● TASK DETAILS
In the entries below, count the lines holding "Changes". Reply with the number only.

(Excerpts from an interface dataset)

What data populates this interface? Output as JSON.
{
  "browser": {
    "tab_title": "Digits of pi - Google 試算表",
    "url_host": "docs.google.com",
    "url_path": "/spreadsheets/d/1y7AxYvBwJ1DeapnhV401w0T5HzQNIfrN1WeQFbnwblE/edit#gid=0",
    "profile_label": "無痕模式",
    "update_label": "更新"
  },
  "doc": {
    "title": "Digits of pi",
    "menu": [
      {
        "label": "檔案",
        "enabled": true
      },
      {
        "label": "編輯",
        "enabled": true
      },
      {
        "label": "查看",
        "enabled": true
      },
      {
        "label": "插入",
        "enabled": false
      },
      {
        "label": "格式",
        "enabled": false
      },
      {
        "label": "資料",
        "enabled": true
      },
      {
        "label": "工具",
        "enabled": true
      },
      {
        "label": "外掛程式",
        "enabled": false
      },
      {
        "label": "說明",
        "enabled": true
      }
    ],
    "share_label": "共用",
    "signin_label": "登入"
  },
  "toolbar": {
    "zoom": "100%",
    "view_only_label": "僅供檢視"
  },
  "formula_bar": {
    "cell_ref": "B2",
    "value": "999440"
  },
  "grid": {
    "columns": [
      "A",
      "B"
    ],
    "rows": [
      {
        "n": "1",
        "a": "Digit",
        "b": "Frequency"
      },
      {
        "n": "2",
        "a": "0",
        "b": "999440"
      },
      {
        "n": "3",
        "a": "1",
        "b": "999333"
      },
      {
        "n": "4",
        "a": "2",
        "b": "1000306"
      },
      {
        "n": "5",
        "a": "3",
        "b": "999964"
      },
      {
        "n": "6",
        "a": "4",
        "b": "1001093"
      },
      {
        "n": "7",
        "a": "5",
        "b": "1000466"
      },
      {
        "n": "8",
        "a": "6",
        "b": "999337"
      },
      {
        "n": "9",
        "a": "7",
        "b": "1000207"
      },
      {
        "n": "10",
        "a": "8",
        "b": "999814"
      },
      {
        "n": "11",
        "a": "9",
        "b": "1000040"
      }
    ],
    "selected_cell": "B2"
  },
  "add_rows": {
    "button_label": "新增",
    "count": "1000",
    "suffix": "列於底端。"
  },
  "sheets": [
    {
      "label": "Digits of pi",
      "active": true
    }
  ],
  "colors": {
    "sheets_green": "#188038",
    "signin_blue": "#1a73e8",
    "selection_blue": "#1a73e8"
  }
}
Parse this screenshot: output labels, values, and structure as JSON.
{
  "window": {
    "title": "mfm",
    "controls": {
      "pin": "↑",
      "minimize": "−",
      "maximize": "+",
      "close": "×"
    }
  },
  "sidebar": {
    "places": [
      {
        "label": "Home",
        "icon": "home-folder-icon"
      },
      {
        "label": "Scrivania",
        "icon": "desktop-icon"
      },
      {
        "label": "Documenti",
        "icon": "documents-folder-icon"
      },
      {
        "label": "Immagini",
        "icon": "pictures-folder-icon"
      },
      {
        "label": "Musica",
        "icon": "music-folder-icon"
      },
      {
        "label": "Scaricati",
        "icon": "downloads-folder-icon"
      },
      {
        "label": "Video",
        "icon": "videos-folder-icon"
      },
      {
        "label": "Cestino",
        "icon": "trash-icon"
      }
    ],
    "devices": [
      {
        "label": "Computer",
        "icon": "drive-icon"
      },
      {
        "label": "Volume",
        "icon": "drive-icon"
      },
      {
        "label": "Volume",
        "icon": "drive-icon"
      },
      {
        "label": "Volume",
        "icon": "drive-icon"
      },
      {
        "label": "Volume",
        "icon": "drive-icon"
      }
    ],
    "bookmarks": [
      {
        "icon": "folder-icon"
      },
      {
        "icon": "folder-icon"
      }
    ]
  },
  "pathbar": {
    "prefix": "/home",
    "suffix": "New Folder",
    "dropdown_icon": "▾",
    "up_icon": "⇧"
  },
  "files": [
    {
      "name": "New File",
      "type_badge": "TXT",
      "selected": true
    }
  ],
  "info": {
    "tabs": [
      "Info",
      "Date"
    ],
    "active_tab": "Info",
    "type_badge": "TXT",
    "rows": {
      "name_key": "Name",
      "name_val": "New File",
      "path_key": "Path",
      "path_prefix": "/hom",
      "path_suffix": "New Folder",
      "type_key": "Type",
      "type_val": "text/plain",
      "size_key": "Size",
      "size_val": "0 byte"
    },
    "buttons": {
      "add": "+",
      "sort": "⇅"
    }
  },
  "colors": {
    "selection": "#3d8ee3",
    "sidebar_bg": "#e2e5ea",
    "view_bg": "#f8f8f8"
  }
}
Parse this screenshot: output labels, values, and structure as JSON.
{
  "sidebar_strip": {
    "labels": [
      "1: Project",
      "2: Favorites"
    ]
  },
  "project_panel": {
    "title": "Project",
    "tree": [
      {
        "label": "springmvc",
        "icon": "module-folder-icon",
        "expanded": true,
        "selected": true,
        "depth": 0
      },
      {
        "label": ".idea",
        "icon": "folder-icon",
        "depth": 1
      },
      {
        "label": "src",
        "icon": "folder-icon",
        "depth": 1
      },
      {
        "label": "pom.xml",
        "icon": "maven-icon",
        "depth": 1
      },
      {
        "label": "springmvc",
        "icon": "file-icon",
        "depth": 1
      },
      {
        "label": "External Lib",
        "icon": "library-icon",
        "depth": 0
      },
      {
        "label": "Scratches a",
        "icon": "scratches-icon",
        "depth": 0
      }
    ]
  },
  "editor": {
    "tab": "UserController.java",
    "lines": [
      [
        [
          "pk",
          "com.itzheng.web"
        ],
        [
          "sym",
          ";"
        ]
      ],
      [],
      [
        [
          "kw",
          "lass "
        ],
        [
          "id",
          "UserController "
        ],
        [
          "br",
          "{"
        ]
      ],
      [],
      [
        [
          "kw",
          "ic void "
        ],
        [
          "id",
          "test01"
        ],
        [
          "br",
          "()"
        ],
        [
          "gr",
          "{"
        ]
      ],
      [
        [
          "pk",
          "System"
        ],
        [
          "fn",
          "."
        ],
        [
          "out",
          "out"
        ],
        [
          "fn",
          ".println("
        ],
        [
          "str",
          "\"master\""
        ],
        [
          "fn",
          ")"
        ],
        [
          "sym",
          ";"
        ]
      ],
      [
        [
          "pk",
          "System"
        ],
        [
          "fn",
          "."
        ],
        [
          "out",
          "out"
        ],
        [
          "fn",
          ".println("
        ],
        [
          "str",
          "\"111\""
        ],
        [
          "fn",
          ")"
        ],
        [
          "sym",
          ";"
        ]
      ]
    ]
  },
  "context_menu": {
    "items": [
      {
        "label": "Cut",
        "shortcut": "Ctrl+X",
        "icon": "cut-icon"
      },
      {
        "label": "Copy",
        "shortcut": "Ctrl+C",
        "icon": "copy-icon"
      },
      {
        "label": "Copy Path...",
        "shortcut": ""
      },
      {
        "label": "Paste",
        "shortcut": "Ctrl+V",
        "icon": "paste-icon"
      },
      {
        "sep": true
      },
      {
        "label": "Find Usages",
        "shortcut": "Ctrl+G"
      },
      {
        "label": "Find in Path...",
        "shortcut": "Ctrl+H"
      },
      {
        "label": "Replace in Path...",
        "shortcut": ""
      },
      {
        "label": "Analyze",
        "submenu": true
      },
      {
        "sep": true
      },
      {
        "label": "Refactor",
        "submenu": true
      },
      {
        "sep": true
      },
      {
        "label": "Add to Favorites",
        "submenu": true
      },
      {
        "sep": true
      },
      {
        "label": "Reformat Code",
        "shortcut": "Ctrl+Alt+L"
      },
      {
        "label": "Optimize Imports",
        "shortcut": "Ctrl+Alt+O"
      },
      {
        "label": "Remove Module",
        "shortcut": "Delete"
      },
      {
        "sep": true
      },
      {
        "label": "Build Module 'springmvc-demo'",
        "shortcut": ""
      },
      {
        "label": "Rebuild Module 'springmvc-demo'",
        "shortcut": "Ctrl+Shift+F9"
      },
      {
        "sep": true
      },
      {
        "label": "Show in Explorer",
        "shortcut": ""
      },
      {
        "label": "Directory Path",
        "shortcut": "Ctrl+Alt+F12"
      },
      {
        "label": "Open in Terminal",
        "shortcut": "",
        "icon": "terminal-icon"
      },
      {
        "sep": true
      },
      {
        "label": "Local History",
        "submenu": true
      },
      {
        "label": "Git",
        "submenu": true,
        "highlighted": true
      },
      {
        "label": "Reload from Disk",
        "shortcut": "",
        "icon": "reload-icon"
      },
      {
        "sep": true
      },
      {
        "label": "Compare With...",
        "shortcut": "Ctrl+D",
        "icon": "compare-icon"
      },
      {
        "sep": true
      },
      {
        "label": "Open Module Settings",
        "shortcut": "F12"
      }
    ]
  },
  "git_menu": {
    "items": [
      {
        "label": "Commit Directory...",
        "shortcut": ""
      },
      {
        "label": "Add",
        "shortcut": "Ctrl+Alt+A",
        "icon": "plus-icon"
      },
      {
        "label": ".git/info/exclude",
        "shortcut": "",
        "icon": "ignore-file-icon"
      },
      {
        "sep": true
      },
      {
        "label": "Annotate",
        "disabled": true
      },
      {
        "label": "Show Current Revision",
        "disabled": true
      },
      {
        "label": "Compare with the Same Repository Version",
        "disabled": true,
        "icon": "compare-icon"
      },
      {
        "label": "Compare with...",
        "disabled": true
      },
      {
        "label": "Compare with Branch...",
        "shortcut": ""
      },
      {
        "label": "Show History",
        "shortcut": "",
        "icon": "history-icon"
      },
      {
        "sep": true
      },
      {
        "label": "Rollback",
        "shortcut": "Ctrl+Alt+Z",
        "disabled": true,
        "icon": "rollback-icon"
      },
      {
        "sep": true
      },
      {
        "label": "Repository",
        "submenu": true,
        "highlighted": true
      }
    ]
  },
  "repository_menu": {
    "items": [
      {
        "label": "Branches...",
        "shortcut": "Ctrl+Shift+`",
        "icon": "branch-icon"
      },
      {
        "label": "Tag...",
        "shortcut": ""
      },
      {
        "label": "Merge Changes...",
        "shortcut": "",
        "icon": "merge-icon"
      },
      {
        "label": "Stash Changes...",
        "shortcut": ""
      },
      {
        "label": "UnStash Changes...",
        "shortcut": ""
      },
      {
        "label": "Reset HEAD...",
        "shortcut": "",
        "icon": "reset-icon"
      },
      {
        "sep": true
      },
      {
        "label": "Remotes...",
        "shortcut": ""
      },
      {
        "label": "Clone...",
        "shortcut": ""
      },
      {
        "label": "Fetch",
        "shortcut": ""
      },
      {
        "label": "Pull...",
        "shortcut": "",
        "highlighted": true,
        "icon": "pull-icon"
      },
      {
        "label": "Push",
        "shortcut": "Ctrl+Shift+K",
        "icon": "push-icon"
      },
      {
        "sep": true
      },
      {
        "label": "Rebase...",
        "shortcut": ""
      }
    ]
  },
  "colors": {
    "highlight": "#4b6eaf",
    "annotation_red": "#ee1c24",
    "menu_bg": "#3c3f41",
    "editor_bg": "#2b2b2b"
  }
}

● EXERCISE RESPONSE
3